Task.
If a line in the entries below includes "Photos", pick it out and copy it.

(Saved data entries)
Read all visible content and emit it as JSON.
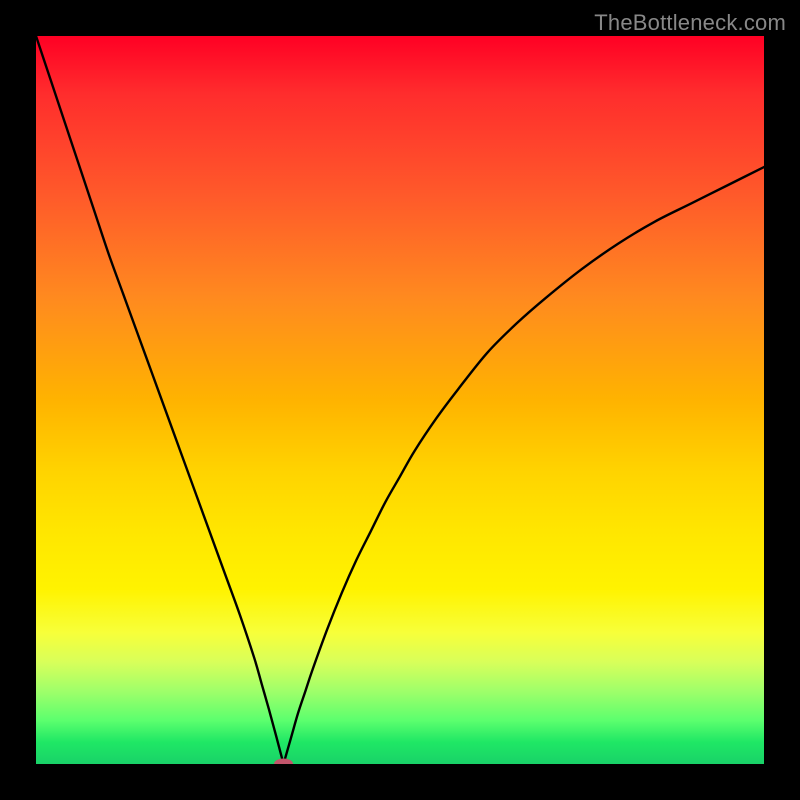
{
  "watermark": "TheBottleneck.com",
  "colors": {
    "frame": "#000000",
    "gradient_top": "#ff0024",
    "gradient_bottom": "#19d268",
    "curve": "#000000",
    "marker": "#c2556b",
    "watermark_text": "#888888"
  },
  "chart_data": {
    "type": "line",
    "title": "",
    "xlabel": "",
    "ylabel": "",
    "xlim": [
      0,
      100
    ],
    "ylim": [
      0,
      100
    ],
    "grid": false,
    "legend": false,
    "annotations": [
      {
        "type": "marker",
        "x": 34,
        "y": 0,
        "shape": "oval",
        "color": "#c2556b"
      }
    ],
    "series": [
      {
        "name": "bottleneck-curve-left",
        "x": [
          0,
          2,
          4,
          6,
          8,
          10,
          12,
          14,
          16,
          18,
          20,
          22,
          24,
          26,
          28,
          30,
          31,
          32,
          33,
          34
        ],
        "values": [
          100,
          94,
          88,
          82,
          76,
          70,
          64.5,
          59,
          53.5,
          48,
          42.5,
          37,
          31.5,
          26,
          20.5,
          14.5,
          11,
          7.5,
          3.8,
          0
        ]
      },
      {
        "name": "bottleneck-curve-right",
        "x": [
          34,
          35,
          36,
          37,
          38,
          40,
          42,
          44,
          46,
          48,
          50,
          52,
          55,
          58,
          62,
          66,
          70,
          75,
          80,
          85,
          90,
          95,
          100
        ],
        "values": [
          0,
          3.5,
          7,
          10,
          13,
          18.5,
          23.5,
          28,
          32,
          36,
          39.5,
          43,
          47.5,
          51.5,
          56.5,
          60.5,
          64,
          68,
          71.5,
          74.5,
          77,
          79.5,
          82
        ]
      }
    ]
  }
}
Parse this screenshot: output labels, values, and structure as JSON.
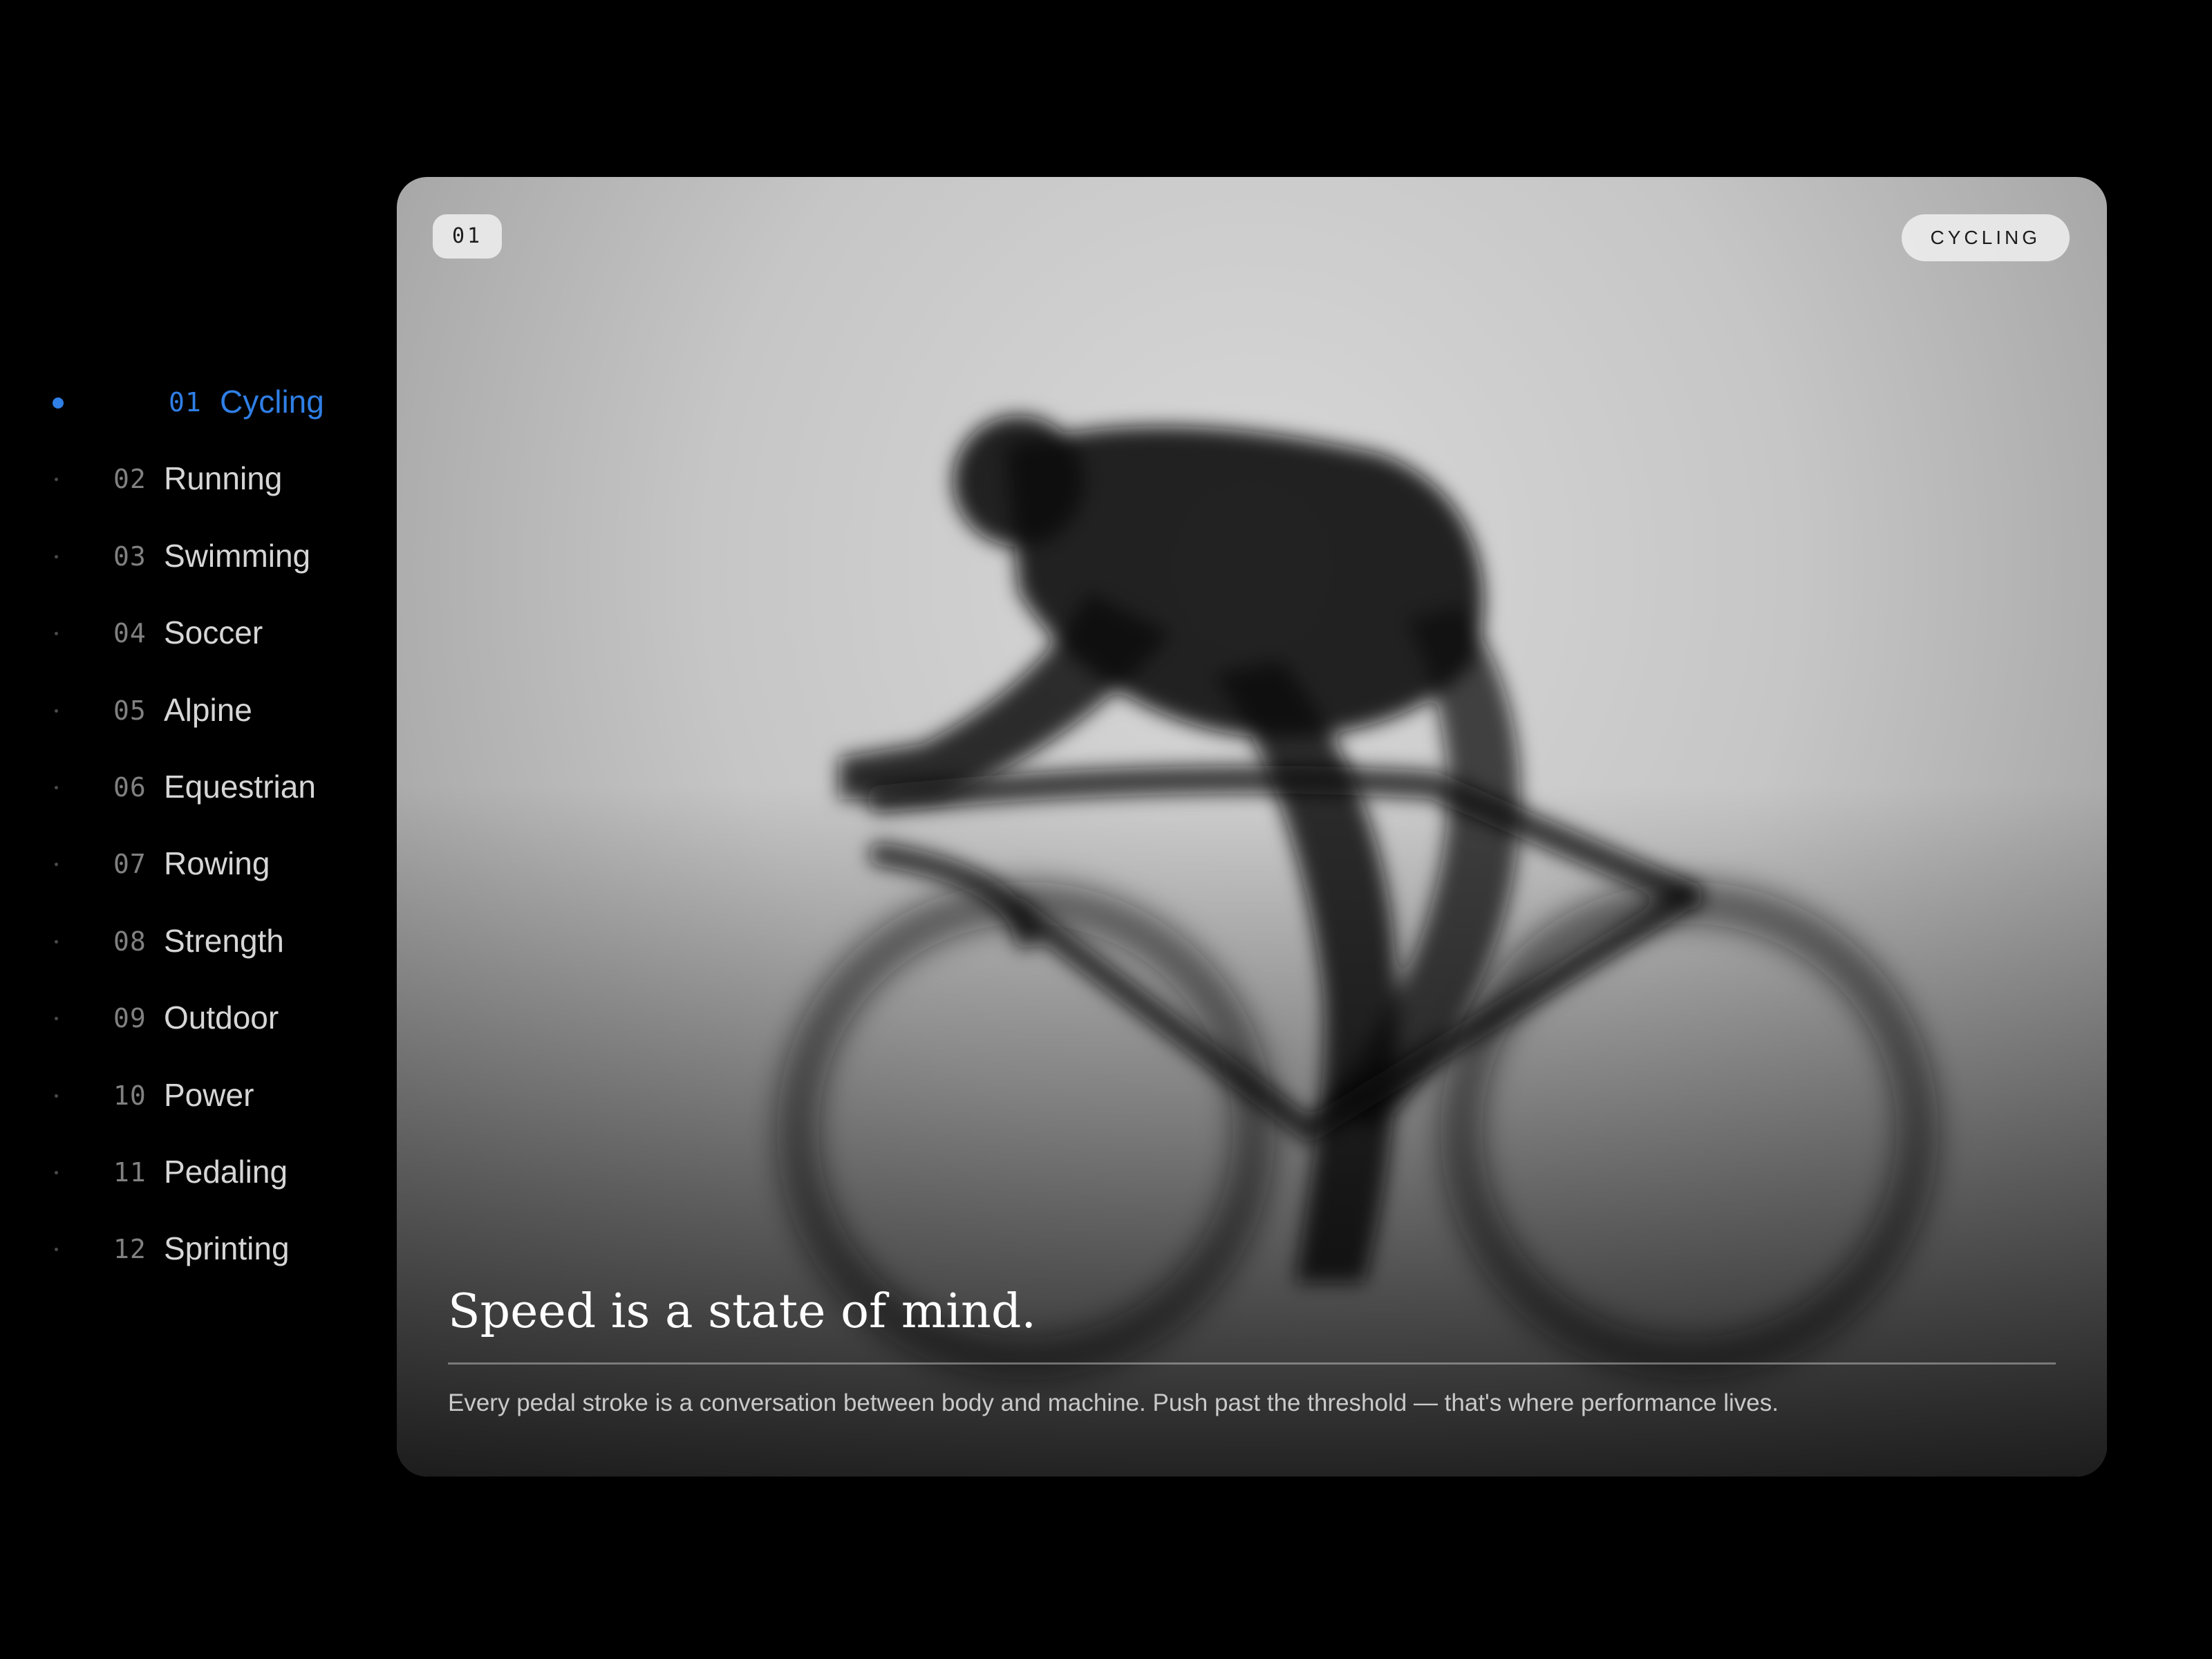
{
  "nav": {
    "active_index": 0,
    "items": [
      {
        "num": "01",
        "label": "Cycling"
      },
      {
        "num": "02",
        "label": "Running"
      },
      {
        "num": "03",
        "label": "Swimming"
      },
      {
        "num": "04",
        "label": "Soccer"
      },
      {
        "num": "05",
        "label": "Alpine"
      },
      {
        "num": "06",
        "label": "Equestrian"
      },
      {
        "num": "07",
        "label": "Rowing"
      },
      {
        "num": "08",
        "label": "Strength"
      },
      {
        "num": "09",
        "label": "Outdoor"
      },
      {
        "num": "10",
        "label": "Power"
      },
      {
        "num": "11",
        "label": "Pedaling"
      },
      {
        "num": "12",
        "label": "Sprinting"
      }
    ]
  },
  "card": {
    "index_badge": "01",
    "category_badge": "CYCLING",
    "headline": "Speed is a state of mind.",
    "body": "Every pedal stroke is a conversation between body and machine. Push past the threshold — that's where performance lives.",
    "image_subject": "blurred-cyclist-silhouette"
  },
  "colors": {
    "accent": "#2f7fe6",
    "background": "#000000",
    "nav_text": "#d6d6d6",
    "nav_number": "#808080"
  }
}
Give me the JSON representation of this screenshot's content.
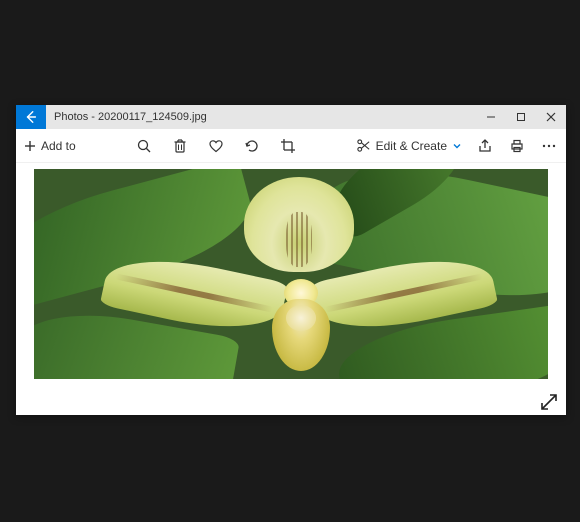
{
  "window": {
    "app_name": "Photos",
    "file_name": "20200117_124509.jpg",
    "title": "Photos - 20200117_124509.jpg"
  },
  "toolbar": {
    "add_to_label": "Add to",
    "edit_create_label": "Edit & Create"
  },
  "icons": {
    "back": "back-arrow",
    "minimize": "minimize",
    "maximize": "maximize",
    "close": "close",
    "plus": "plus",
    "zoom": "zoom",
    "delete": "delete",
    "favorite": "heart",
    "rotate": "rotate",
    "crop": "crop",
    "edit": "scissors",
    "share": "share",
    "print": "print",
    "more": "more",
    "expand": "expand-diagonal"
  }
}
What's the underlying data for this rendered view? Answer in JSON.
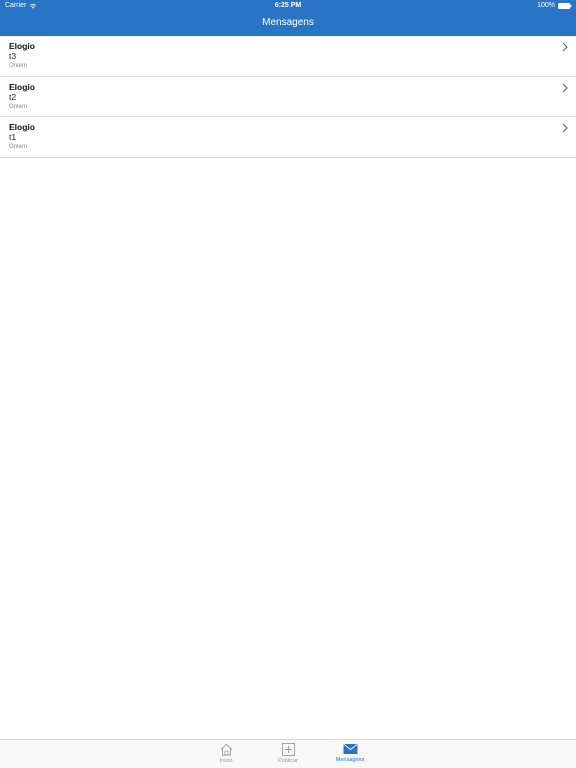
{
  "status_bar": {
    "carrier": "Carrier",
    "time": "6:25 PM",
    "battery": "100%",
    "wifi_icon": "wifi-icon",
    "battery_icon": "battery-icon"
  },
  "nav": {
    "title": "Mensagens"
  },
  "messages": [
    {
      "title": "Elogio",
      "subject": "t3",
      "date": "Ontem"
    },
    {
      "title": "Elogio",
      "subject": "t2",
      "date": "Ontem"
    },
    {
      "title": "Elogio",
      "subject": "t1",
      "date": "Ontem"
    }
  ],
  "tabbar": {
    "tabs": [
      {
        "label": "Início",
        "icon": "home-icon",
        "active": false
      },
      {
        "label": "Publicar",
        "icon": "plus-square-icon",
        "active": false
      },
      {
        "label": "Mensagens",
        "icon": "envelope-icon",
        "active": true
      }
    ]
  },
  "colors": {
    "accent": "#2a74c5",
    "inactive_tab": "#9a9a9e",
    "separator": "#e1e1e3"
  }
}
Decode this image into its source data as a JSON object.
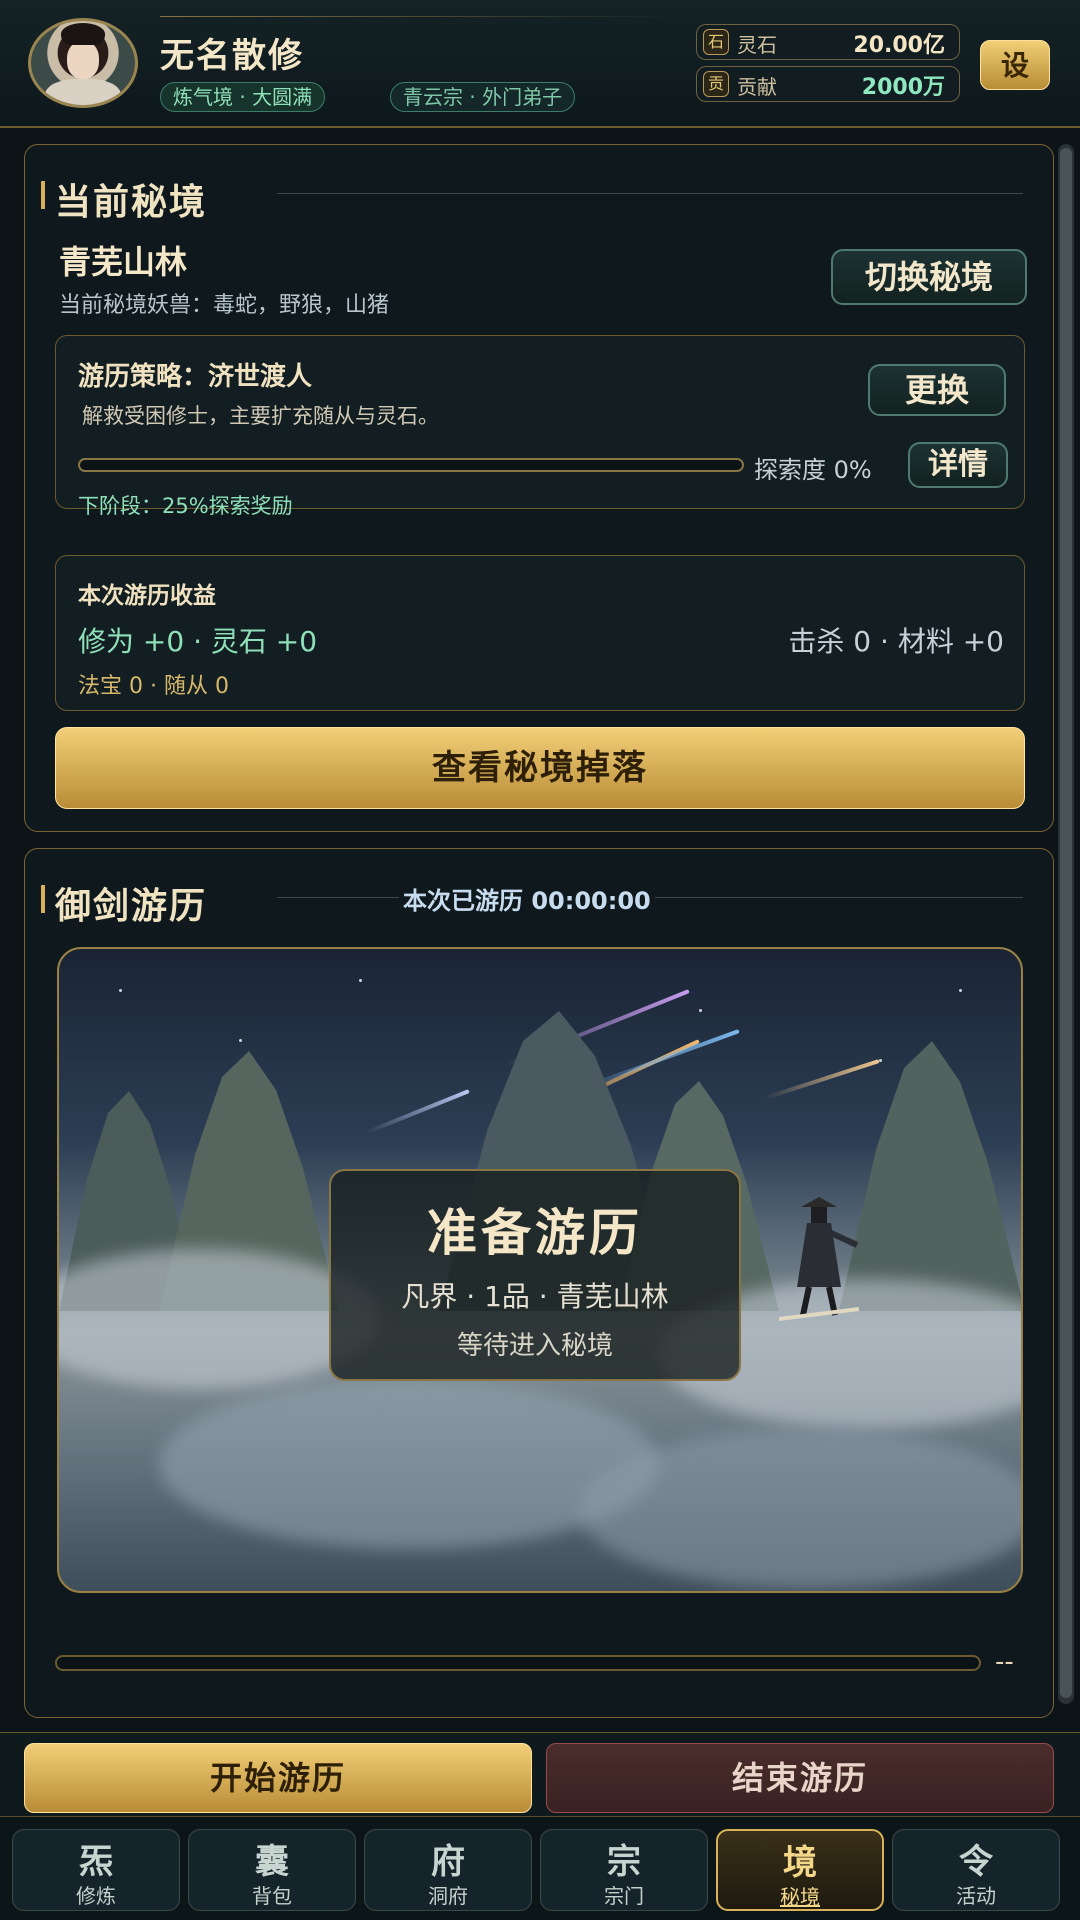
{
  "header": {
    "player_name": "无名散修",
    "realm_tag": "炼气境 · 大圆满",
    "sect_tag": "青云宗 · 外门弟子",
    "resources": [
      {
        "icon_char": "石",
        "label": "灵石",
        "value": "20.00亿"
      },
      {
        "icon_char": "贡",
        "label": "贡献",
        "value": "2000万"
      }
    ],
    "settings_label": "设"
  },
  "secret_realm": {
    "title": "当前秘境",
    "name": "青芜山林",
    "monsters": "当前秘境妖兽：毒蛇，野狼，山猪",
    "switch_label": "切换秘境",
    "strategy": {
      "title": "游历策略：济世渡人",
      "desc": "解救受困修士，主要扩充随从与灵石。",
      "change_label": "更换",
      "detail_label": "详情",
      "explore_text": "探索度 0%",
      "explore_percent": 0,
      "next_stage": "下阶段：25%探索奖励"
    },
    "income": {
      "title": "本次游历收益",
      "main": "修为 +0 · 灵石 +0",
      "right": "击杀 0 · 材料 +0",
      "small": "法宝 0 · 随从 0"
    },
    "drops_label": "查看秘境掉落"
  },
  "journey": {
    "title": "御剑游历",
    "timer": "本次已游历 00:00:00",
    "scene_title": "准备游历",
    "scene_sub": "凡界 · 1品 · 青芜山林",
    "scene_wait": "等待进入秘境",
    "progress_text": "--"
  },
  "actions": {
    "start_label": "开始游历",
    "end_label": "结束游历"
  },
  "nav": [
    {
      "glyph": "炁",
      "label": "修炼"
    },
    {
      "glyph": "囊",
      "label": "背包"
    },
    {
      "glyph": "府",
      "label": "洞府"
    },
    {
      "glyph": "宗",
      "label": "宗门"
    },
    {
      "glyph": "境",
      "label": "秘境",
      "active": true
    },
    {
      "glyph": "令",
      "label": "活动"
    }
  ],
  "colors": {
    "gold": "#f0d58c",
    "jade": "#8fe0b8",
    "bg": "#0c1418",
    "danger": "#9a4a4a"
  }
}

Result.
    "app_name": "Photos",
    "title": "Photos - 20200117_124509.jpg"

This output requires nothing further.